  • Ground water inflow from an overnight storm has washed out part of the haul road, increasing the travel time for the haul trucks by 20%.
  • Difficult ground conditions required substantially more time to scale the working face, which idled the bolter operator.

Honestly, we could go on and on with delays that have nothing to do with equipment maintenance. So, how do we deal with this? We apply industrial engineering techniques: we conduct time studies and develop statistical distributions of the times that it takes to conduct all the specific tasks for each machine. We study and document delays, and of course we attempt to correct the situations underlying the delays. However, our goal is to run production simulations.

Once we know something about the statistical behavior of the unit and auxiliary operations, we can execute Monte Carlo simulations for example, and we can study various options. We can add a truck or increase the size of the loader, for example, and predict how this will affect our production and productivity. We examine the sensitivity of the result for various parameters. For example, we could identify the piece of equipment whose availability has the greatest impact on production. Armed with this information, we can consider improvements to the system, and we can “test” the improvement for making an investment in time or money.

Before continuing with this discussion on production simulations, I want to explain the difference between two words that we just used: production and productivity. Both are important metrics, but the terms are not interchangeable. Production is the amount of material that we have mined. If we say that we mined 20,000 raw tons yesterday, it means that is the tonnage of rock and ore that went out of the mine to the plant. If we say that our production was 15,000 clean tons, we mean that we produced 15,000 tons for sale. Productivity on the other hand, is indicating how efficiently we mine with our labor force. If we required 12 people working for two shifts to produce those 20,000 tons, then our productivity would be 833 tons per man-shift. It’s important to remember this difference. Ok, now back to our discussion on the production simulations.

There is a fundamental weakness in typical production systems that these simulations highlight. As the number of individual operations in a sequence increases, so does the likelihood of more delays. This is intuitive: as you increase the number of people and pieces of equipment required to complete a cycle, you are more likely to experience a delay, whether it is an equipment breakdown or other factor. A practical consequence of this inherent characteristic of production systems is the quest to reduce the number of operations and/or pieces of equipment required to complete a cycle.

As a good example, let’s consider a conventional cycle in an underground coal mine. The following equipment is required:

  • Drill: to drill holes for explosives.
  • Cutting bar: to cut a kerf at the bottom of the coal face, which serves to create a free face (this improves the performance of the blast).
  • Loading machine: to load the blasted coal into shuttle cars.
  • Shuttle cars (2): to transport the coal to an intermediate dumping point.
  • Roof bolter: to place bolts into the newly exposed roof.
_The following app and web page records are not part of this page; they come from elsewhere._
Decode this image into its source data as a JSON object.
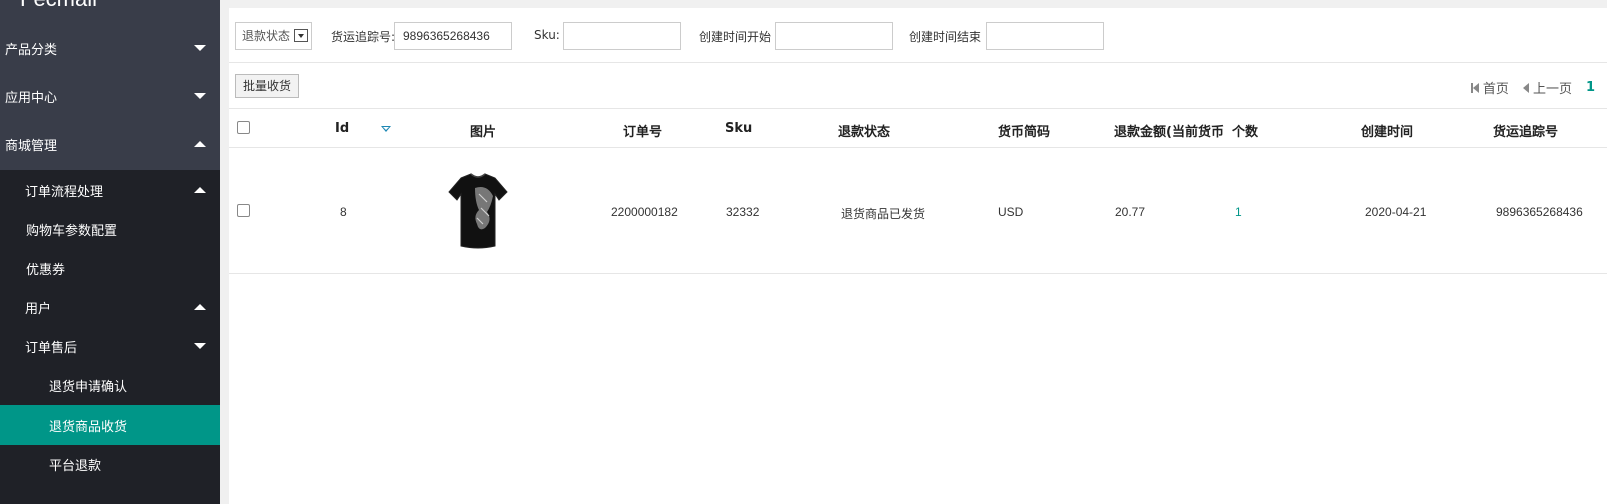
{
  "sidebar": {
    "brand": "Fecmall",
    "items": [
      {
        "label": "产品分类",
        "arrow": "down"
      },
      {
        "label": "应用中心",
        "arrow": "down"
      },
      {
        "label": "商城管理",
        "arrow": "up"
      },
      {
        "label": "订单流程处理",
        "arrow": "up"
      },
      {
        "label": "购物车参数配置"
      },
      {
        "label": "优惠券"
      },
      {
        "label": "用户",
        "arrow": "up"
      },
      {
        "label": "订单售后",
        "arrow": "down"
      },
      {
        "label": "退货申请确认"
      },
      {
        "label": "退货商品收货",
        "active": true
      },
      {
        "label": "平台退款"
      }
    ]
  },
  "filters": {
    "status_select": "退款状态",
    "tracking_label": "货运追踪号:",
    "tracking_value": "9896365268436",
    "sku_label": "Sku:",
    "sku_value": "",
    "created_start_label": "创建时间开始",
    "created_start_value": "",
    "created_end_label": "创建时间结束",
    "created_end_value": ""
  },
  "toolbar": {
    "bulk_receive": "批量收货"
  },
  "pager": {
    "first": "首页",
    "prev": "上一页",
    "current": "1"
  },
  "table": {
    "headers": {
      "id": "Id",
      "image": "图片",
      "order_no": "订单号",
      "sku": "Sku",
      "refund_status": "退款状态",
      "currency": "货币简码",
      "refund_amount": "退款金额(当前货币",
      "count": "个数",
      "created_at": "创建时间",
      "tracking_no": "货运追踪号"
    },
    "rows": [
      {
        "id": "8",
        "image": "black-tshirt-image",
        "order_no": "2200000182",
        "sku": "32332",
        "refund_status": "退货商品已发货",
        "currency": "USD",
        "refund_amount": "20.77",
        "count": "1",
        "created_at": "2020-04-21",
        "tracking_no": "9896365268436"
      }
    ]
  },
  "colors": {
    "sidebar_bg": "#393d49",
    "submenu_bg": "#1f2127",
    "active_bg": "#009688",
    "accent": "#009688"
  }
}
The sequence of operation is in the order of this list. I have not listed the loading of the explosives, nor have I shown that a gas check is required prior to each operation and ventilation curtains will need to be advanced. These are of no consequence for the purpose of this discussion.

In addition to the time required to perform the indicated operation, there is a significant amount of time in the place change, i.e., when the piece of equipment leaves one face, travels to another, and then sets up to begin work at the next face. In this example, the production simulations highlighted what miners knew from experience: the place changes and other delays associated with all this equipment were “killing” production. The solution? Let’s eliminate some of these pieces of equipment and the associated place changes. How? The development of a new piece of technology: the continuous miner.